Catch the beauty bug
Friendly bacteria aren't just good for your tummy – they can boost your skin, too
Micro miracles: Eating probiotic yoghurt isn't the only way to get the best out of bacteria
Many people believe that the so-called ‘friendly bacteria’ in yoghurts do wonders for the digestion. New research even claims that these ingredients can help boost our immune systems and control weight.
But probiotics (beneficial bacteria) and prebiotics (essential fuel for the beneficial bacteria) aren’t only good for our tummies, they’re also the latest buzzword in beauty — tackling everything from acne to ageing, skin sensitivity to dehydration.
Clinique, Lancome, Chantecaille, Nude and Revive are just a few of the brands injecting bugs into anti-ageing serums and moisturisers in the belief they help soothe and plump the skin — and can even turn back the clock.
The idea is that probiotics and
prebiotics can improve the balance of bacteria in your skin, in the same
way they are known to improve it in your gut.
all have good and bad bacteria already present in our skin, called skin
microflora. However, anything from overly astringent cleansers to
sunburn and alcohol can disturb the balance of bacteria, which, in turn,
affects the skin, causing it to become sensitive or develop acne or
Two respected studies have shown that topical probiotics significantly helped eczema and acne by restoring levels of ‘good’ bacteria in the skin.
But before you start slapping a yoghurt drink on your face, experts say that the probiotics used in creams are designed to penetrate the skin in a way that live yoghurt is not able to. They also contain different strains of bacteria.
Clinique has been researching the beauty benefits of friendly bacteria for the past ten years and has found that probiotic creams soothe general irritation and inflammation — which is why it has added a bacteria called Lactobacillus to its Redness Solutions Makeup.

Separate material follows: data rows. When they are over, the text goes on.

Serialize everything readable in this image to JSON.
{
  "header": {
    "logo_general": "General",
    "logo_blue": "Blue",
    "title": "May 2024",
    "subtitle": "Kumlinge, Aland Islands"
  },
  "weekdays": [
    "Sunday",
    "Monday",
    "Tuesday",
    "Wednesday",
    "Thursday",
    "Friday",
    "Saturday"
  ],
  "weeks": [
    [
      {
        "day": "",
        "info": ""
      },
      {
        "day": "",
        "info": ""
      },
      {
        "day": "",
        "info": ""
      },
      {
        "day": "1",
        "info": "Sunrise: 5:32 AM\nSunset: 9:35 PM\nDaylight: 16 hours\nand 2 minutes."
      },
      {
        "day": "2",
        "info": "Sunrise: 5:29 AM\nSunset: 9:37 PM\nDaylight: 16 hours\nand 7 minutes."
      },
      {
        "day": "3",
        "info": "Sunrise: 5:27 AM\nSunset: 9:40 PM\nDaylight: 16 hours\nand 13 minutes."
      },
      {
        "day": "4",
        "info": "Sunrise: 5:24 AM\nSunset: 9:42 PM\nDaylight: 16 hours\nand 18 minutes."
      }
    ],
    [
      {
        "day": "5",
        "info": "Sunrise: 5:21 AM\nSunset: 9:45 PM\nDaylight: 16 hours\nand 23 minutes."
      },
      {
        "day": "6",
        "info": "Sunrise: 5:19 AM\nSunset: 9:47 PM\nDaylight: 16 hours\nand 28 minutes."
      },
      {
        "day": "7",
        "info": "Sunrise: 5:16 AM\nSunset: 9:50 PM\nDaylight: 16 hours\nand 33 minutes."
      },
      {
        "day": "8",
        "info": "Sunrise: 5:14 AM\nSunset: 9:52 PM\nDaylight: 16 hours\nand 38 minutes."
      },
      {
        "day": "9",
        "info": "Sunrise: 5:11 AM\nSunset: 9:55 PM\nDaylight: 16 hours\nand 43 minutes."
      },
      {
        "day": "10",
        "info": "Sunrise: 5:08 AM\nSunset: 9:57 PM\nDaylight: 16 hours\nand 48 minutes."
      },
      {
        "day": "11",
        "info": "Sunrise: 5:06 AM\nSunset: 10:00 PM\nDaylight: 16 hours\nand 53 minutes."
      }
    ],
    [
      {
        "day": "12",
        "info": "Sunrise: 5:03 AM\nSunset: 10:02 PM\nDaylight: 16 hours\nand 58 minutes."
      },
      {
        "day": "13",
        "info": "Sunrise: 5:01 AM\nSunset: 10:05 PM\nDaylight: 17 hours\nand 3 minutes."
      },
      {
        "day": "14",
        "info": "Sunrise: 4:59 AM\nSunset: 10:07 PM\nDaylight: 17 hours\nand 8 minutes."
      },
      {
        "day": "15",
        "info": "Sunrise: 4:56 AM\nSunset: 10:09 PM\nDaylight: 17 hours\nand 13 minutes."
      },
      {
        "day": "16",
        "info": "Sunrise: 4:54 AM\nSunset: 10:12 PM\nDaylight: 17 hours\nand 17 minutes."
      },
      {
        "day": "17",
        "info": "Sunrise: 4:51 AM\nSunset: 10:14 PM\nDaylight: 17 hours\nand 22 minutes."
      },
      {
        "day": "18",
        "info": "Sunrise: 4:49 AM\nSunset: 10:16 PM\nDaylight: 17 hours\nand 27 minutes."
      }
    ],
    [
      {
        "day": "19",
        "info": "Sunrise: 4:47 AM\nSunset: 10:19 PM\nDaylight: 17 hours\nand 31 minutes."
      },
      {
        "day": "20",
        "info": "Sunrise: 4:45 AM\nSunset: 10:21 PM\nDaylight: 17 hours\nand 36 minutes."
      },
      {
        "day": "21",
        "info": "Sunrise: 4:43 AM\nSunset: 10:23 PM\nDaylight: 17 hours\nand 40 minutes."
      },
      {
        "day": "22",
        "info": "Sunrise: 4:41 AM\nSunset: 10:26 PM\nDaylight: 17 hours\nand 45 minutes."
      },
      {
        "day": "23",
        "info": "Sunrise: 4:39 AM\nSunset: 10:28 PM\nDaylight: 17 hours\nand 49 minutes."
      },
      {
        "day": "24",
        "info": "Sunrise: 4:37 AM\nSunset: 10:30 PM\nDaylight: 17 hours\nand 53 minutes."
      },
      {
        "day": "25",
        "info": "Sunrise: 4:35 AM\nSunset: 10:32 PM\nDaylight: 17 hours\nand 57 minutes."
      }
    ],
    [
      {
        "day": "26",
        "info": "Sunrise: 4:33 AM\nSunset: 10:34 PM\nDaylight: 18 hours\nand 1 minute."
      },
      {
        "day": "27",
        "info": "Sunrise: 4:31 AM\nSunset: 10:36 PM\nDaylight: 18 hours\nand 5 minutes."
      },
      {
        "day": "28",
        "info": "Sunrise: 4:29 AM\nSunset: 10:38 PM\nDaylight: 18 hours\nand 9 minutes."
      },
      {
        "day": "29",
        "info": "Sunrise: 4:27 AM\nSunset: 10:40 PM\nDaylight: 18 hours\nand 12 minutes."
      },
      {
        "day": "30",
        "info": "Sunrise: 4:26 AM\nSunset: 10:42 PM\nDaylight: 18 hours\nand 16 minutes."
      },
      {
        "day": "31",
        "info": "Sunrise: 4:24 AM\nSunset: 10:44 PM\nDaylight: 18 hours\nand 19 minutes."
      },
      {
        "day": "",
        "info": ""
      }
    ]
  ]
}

So can these friendly bugs help reduce signs of ageing as well as soothing skin The British skincare company Nude was the first to develop a whole brand of skincare around friendly bacteria. When it launched its Advanced Cellular Renewal Serum, which contained a very high concentration of probiotics, in September 2010, it sold out worldwide.

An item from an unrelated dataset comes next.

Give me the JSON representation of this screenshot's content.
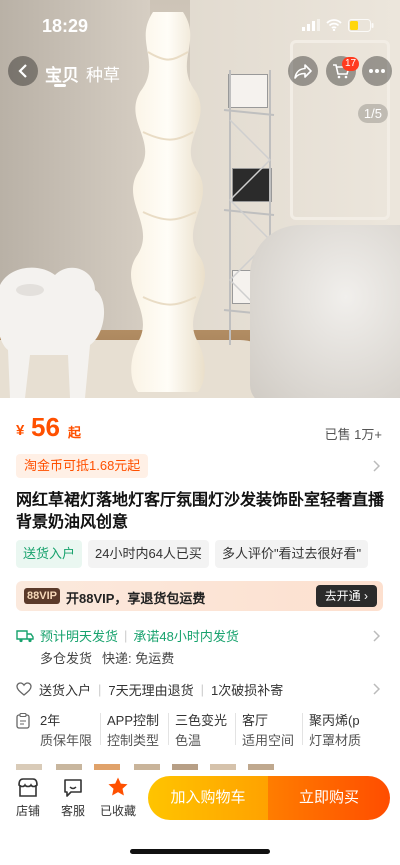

Holding back the years: Model Helena Christensen, left, and actress Kim Cattrall are fans of Nude's Advanced Cellular Renewal Moisturiser
Celebrities including Helena Christensen, Uma Thurman, Kim Cattrall and Erin O’Connor claimed it was a ‘knock-out’. Three months ago, the company launched its Advanced Cellular Renewal Moisturiser.
‘We are very excited about how probiotics work with the skin to correct ageing, repairing damage and accelerating cellular renewal, so we use them in high concentrations in all our anti-ageing products,’ says Emma Newman, product manager for Nude.
In a healthy adult colon, there can be up to 500 species of bacteria
‘Probiotics also stimulate the skin’s
immune system, repairing natural defences, preventing collagen damage
and hydrating skin, thereby slowing the ageing process.’
Nude claims that its ‘probiotic technology’ reduces cellular damage by up to 50 per cent, activates cellular renewal by up to 70 per cent while reducing skin irritation by up to 35 per cent, but the trials that came to these conclusions were very small.
Still, Nude is not the only brand to be convinced of the potential of probiotics. Lancome’s top-selling serum Genifique and L’Oreal Paris’s Youth Code contain bacterial extracts for the same reasons.
Sell out: Nude's popular serum contains a high concentration of probiotics
For now, however, the experts urge caution. The research into probiotic creams is still in its infancy and for some the proof that it helps combat wrinkles just isn’t there yet. ‘I think there is a lot of hope and hype here,’ says Dr Nick Lowe, consultant dermatologist.
‘While there is some evidence probiotic creams can help with eczema and acne, the research is not there yet to prove it can be anti-ageing.
‘It’s true that if you can reduce inflammation, you can reduce the rate of ageing, but there are many ways to do this that don’t involve probiotics.
‘People should also understand that normal healthy skin has its own very good system for managing bacteria.’
The experts advise sticking to your probiotic supplements or yoghurts for general well-being and maybe trying probiotic creams if you have sensitive, spot-prone skin.
As for turning back the clock — we’ll have to wait and see.